Guite lamented that Christianity, the religion of the Incarnation, has been so skeptical of our desires for so long. As a result, marketing and social media were more easily able to convince us that what they offer could fulfil our surficial desires, and that wasn’t so bad after all. The excellent documentary ‘The Century of the Self’ (2002), shows how marketing in North America went from being about communicating information about a product’s usefulness (This is a very effective shovel, you are going to love how this shovel digs), to suggesting that a product would fulfill our desires, or even help us to become a better version of ourselves (This shovel will make you cool, it will make you sexy, it will complete you).
What has evolved is a kind binary between pushing down our desires and superficially fulfilling them, the way of God and the way of the world. The Church has ceded all of desire to the world, and taken on the position that the way to God is to rid ourselves of our desires. This does not create saints, it creates guilt, and a kind of binge/purge pattern of neurosis that traps us in narrative cycle of awful sinner in need of redemption. The church has been seen as being all about saying NO to our desires. But as Guite suggests, Jesus always framed his message in the positive: Love. All of the church’s no’s should clear the way for a greater ‘yes!’ Saying yes to the reality of our fundamental unity with a loving God.
Even within the faithful practice of religion, our desire to walk the way of God can often devolve into the worship of a vending machine God. The so-called Prosperity Gospel is a merger of Protestant Work Ethic, Capitalist consumerism and obedience=blessings theology. I was taught to pray by thanking God first and then moving into a litany of ‘please blesses’ which was inevitably a much longer list.
As Guite suggested, rather than extinguish or suppress our desires, we must learn to redeem them. As Guite said, “Pushing them down darkens them.” Rather we need to desire through our desires, past them, beyond them. We should engage them as signs of a greater desire beyond desire. In sacramental theology, we should recognize that there is a divine purpose in all our desires. Plato explored that purpose beyond the world, and Aristotle saw it within the world. Christianity should have no problem seeing that our desires are a kind of beyond within; a transcendent immanent.

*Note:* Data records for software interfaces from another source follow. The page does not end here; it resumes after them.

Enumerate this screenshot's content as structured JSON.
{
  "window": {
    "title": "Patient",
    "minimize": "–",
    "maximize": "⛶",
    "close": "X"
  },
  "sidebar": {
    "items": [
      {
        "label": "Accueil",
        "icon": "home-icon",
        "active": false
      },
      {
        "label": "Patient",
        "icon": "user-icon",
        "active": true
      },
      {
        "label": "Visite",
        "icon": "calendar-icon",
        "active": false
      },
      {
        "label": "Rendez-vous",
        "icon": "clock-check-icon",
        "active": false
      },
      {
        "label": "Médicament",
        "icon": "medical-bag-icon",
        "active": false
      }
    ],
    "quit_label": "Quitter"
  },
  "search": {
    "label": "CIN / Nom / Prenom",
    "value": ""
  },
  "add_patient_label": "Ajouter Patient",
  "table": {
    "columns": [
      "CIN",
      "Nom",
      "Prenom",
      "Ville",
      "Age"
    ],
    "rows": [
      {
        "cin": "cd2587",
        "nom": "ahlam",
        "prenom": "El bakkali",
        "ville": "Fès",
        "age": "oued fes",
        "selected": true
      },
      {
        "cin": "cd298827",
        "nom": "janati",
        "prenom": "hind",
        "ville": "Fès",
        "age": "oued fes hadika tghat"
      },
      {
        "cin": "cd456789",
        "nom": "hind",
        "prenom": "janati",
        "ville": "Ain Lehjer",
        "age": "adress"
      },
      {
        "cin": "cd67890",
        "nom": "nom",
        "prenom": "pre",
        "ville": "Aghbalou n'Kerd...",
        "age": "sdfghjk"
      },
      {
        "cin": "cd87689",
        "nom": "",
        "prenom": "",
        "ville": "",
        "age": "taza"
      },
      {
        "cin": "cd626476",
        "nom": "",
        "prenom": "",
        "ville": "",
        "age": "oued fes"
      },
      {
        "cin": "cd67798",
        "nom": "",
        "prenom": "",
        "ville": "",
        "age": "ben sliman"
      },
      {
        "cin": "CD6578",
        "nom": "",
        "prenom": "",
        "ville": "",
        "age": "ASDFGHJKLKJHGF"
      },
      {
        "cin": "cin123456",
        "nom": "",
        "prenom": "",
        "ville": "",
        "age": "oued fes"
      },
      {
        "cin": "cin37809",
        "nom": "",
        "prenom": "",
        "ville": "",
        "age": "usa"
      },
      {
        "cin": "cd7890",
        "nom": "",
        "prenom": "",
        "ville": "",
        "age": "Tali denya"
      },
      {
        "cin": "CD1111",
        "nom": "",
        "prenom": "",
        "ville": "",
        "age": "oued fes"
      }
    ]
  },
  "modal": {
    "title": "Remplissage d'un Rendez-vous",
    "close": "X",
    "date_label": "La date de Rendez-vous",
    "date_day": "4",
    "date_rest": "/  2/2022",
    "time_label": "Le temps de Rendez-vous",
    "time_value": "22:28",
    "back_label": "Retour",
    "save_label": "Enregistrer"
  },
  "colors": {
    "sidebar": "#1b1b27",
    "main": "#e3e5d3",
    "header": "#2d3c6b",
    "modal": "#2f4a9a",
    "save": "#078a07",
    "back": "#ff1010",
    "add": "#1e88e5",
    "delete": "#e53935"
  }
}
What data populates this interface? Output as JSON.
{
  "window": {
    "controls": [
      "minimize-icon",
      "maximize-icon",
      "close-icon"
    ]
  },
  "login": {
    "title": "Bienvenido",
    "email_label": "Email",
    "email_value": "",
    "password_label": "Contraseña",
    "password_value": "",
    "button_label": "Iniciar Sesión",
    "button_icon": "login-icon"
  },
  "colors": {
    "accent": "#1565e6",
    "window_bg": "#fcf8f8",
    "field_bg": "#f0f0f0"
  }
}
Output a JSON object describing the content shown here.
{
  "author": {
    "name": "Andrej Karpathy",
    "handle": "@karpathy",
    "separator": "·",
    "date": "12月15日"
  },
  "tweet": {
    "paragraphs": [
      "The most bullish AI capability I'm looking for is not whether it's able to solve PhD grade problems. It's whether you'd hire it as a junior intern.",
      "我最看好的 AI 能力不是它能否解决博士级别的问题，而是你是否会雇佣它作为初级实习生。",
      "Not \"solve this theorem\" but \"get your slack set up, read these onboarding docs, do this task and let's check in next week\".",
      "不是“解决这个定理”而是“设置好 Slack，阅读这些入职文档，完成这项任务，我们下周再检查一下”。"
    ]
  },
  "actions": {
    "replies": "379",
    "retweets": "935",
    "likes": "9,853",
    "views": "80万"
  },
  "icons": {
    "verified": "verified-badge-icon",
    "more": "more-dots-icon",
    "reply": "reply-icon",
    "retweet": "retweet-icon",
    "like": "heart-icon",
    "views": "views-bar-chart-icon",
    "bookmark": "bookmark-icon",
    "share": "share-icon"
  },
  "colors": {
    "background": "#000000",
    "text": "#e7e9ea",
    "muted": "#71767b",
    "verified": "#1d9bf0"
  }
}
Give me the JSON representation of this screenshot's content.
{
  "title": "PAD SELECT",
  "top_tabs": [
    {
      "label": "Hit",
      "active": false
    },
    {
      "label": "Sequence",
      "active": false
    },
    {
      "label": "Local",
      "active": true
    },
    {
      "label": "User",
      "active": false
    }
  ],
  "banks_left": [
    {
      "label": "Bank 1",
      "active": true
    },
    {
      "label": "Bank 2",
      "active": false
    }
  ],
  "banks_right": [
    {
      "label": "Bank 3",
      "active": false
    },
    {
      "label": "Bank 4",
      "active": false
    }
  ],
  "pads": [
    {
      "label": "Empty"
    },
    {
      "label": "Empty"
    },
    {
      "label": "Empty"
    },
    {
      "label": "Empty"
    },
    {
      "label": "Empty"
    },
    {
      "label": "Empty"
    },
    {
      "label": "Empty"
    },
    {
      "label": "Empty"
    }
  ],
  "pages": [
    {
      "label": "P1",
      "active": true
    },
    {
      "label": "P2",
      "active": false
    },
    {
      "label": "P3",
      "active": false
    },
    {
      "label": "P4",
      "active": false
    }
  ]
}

If I scroll through dating apps in the hopes of filling a void in my life, I will probably never stop scrolling and I might be more likely to treat people as means to filling the end of my superficial desires. If I realize (still working on it) that I and the people on the other side of the screen are all Words of God expressing the beauty and diversity of creation, I might just be able to see beyond my desires and put my phone away long enough to experience the One truly worth swiping right for.